Historically, since 2002, more than three of every four at-large bids go to a team in one of the six power conferences. This means that, out of 36 at-large bids, on average 27 will go to teams in the power six, leaving 9 for, well, everyone else. By "everyone else" I include some fairly tough conferences like the Atlantic 10, the American, and the Mountain West.
I bring this up because over the past four years this disparity is only increasing. Since 2014, when "just" 72% went to the big six, the percentage has not gone below 81%. In 2017 it was 89% and this year 86%. So out of 72 at-large bids handed out over the last two years, only 9 went to teams outside of the big six.
First, realignment and other defections gutted some of the stronger mid major conferences. Conference USA lost four programs to the Big East in the mid '00s, and we've seen teams move up from the Colonial, Horizon and Missouri Valley. As the power conferences grew, they took some of the best teams from the stronger mid major schools.
Also, the very criteria the committee must use to choose teams clearly puts mid majors at a disadvantage. They want to see a strong schedule and wins against good teams. Yet they tell the power schools the same thing, so the power schools schedule against each other (for the most part) and the mids are usually left with scraps. St. Mary's is a great example. Their only really strong opponent, in or out of conference, was Gonzaga. I don't know if this was by design or not. Some schools do deliberately schedule lighter, but doing so at St. Mary's level will get you an NIT bid unless you just about win out.
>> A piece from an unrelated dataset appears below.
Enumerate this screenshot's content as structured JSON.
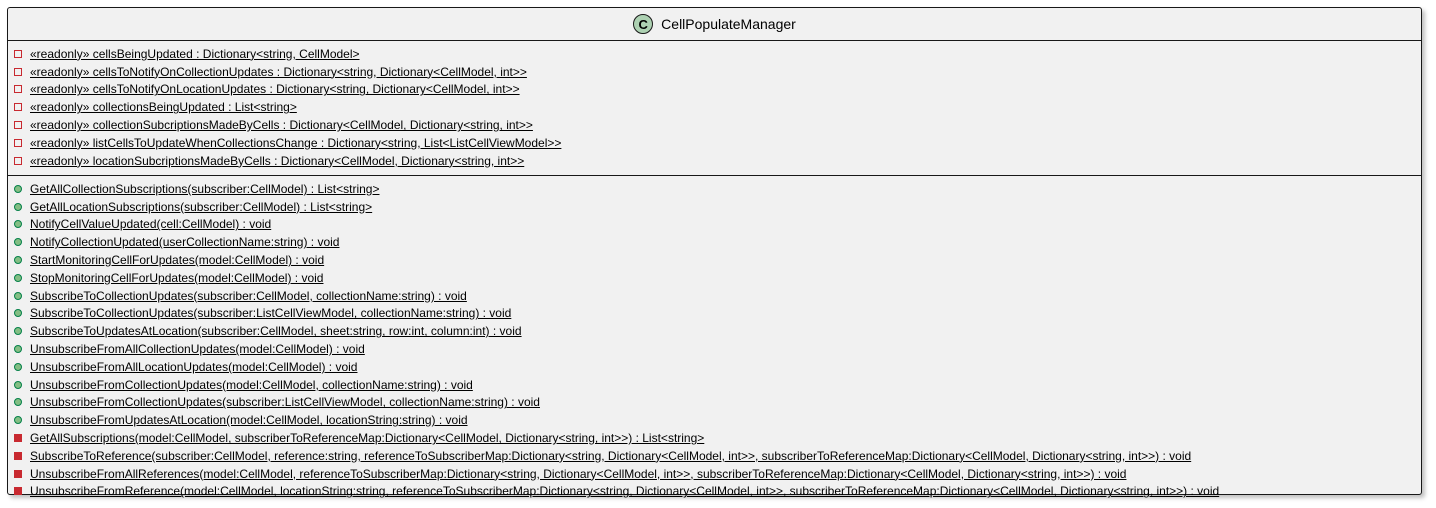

I'd argue that the new quadrant system (which definitely has its merits) helps to create a feedback loop that helps the weaker-link teams in the stronger conferences. Baylor and Oklahoma State, Syracuse and Louisville and Notre Dame all played in the two strongest conferences. Granted, only 'Cuse got in from that group. But they all got large shares of "Quadrant 1" or "Quadrant 1 and 2" games, which put them solidly in front of teams like St. Mary's and MTSU (and nearly helped them knock St. Bonaventure out as well!).
The Atlantic 10 still pretty reliably gets 2-3 at-large bids, as does the American. The Mountain West has its moments, but even that conference only had one at-large bid over the last three years. Conferences do have down times, both mids and majors. The Pac 12 got just one at-large twice in three years in the early part of this decade.
But some are vanishing from the at-large discussion all together. Conference USA couldn't get one despite Middle Tennessee's great season. The WAC hasn't received one since 2010, the Horizon since 2009, and the Colonial since 2011. We're getting to the point where the A-10 and the American will get a couple and maybe the MW or WCC can snag one, but nobody else is even in the discussion. Monmouth had back to back great seasons in the MAAC and even had a couple of quality wins in there, but didn't get a sniff for a bid.
Can anything be done? Maybe the question should be "SHOULD" anything be done. Teams that play tough schedules either in or out of conference (or both) should be rewarded. But how do you reward a team that does that and goes 4-9 against those teams, vs a team that didn't (or couldn't) but won 27 games against the teams it DID play? I realize that ten years ago we had a run where over a three year period just 16 out of 102 at-large bids went outside the power six... so this has happened before and we've seen it bounce back.
But you also don't want this to be the Power Six Invitational, with a handful of power 7 and 8 teams plus a bunch of low-level AQ's, either. Do you? Because we're headed in that direction. Before 2010, 10 different conferences got at least one at-large bid at some point. Since 2014 that's down to 5... and over the last three years, only three non-power conferences received at-large bids each season: the American and A-10 all three years, and the MW, MVC and WCC taking turns. Meanwhile, 30+ schools from the big six are getting the rest of the at-larges. More than half of all power six schools have received either an AQ or at-large bid in each of the past three years. Not that it wasn't pretty close to that before.
Let's take a look at the non-AQ teams in the NIT. There were 21 non-AQ teams. Of whom 6 were outside the power six conferences. A little more than 25% . Two Conference USA and WCC, and one each from the MW and American. So 15 of 21 of these guys are from power conferences. Or in the NIT + NCAA, 46 out of 57 possible at-large berths were given to six power conferences, and combined only 12 out of 32 conferences (including the big 6) received at-large bids. This is what an expanded tournament would look like... maybe also with a few more AQ's for the little guys, which looks great until you see that they have to step on each other to earn the right to play those 1 and 2 seeds.
Should we care? Maybe it's silly to quibble about, what, four or five bids. Maybe we should want to see the best teams from the best conferences go head to head. And the revenue generated is mostly because of those teams at the top, I'm sure. But this is a thing. If you're a mid-major fan, increasingly you know that your team has to win its conference tournament or it's not dancing. The "middle class" that used to comprise maybe 12 or so conferences that occasionally got an at-large has shrunk to 2 or 3. The stronger schools have defected to bolster the shrinking middle or expanding upper class, and the lower class of about 22 or so conferences seems to have no hope of being anything more than a one-bid league. Yes, there's always been several that will always be just that... but there's no reason to expand that club any more than we have to.